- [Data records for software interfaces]
********
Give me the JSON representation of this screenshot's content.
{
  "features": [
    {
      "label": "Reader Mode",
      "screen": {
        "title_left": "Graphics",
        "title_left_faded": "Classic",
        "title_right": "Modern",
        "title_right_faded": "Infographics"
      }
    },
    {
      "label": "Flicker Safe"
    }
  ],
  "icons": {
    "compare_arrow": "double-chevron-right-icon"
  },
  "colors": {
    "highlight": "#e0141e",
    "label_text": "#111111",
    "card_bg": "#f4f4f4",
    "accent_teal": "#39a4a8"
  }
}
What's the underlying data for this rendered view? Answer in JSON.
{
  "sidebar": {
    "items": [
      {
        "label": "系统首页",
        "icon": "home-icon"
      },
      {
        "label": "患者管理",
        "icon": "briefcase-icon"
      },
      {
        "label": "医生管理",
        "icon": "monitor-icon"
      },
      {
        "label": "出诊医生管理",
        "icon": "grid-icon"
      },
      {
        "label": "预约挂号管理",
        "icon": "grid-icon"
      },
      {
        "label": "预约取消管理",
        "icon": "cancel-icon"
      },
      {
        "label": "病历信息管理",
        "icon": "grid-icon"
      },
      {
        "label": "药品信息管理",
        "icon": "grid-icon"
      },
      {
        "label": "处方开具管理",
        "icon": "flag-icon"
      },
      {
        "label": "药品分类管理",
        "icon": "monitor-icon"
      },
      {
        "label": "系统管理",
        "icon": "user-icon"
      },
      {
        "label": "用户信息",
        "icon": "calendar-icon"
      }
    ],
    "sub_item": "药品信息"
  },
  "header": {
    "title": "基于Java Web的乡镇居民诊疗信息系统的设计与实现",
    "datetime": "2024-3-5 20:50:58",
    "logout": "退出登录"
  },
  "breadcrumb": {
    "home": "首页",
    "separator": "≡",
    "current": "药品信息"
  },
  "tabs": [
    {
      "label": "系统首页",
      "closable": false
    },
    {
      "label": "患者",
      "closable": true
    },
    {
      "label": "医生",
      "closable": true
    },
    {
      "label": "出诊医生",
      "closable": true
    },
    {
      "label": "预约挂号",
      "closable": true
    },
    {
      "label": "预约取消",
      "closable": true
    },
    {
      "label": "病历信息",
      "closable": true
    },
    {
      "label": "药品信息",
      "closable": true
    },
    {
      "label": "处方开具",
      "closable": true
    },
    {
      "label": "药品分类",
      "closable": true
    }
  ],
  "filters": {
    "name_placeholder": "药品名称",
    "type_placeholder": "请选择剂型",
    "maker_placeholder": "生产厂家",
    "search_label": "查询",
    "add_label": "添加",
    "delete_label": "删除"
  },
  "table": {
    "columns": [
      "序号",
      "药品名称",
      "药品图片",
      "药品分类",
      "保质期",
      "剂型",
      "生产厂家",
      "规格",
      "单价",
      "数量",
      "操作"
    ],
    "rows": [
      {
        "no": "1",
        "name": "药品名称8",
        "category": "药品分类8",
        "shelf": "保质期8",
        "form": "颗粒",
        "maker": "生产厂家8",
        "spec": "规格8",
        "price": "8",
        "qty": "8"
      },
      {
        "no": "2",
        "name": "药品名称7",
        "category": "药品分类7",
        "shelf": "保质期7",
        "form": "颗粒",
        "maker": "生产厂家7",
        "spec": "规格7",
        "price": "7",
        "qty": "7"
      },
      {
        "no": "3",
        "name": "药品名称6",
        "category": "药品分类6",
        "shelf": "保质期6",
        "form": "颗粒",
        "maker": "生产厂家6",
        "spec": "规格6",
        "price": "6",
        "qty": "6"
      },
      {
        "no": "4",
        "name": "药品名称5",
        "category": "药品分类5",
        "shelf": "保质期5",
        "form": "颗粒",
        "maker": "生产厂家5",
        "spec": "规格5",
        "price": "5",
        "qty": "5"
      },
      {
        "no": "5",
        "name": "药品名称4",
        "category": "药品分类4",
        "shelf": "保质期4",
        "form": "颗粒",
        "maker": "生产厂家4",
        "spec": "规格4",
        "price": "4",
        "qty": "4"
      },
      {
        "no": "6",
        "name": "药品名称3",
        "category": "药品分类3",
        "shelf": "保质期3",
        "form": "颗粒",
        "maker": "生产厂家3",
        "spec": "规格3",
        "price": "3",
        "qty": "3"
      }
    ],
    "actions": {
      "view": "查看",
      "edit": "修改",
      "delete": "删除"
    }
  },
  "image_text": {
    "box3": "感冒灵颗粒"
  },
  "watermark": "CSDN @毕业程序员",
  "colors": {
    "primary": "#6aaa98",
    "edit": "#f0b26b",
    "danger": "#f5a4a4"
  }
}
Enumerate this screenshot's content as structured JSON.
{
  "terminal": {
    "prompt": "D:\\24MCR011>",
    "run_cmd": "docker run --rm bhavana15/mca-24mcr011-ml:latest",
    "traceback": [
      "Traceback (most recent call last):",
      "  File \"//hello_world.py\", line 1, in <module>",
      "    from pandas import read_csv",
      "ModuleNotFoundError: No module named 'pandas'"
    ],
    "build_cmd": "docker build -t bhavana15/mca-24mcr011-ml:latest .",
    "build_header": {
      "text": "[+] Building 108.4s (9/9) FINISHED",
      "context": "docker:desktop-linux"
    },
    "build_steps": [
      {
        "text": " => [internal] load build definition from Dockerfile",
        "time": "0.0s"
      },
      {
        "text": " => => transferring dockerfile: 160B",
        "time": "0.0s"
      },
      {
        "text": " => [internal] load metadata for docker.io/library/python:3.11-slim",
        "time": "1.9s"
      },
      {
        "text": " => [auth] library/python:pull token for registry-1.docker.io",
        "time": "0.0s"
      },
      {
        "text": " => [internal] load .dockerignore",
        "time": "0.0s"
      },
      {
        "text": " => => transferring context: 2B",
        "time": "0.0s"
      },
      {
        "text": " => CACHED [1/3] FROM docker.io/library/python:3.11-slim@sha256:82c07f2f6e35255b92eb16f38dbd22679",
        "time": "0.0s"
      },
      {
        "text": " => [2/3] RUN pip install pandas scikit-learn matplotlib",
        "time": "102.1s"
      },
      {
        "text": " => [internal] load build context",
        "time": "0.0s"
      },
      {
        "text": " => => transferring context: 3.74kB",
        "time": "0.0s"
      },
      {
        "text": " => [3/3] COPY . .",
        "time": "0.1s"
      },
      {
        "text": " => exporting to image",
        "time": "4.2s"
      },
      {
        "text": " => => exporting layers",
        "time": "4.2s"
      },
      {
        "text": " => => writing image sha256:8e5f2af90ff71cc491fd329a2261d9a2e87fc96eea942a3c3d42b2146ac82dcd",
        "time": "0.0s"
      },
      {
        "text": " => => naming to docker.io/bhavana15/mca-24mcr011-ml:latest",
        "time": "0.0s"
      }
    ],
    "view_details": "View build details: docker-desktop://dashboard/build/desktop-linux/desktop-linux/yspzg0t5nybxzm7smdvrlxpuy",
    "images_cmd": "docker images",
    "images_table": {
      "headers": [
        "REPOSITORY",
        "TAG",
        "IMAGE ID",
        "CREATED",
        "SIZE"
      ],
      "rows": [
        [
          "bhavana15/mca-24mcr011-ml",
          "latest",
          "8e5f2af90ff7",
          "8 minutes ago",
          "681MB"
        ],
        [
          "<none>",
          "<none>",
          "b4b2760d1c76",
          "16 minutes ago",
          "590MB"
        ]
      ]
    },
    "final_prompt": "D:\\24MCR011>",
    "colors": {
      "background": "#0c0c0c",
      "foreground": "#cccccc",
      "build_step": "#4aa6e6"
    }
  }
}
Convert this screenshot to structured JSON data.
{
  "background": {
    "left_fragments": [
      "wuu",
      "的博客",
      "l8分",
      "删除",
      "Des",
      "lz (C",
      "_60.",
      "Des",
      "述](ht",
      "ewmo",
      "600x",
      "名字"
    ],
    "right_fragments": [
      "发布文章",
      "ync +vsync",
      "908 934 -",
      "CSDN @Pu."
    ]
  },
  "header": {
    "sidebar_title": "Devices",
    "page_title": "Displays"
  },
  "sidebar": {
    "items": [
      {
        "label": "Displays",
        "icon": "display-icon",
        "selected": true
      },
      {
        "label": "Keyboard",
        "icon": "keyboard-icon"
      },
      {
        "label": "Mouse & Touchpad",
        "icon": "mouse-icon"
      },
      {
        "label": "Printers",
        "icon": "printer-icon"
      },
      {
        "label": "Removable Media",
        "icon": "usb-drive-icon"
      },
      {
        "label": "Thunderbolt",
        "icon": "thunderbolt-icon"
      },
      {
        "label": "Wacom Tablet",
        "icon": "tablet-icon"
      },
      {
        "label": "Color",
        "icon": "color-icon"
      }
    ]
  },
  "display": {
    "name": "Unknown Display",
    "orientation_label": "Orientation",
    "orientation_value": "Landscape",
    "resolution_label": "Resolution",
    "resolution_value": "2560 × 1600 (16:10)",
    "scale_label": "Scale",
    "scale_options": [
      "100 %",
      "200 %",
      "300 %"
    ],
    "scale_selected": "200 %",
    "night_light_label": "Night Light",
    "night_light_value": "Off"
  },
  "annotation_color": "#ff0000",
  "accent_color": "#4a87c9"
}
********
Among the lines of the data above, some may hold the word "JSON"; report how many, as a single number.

4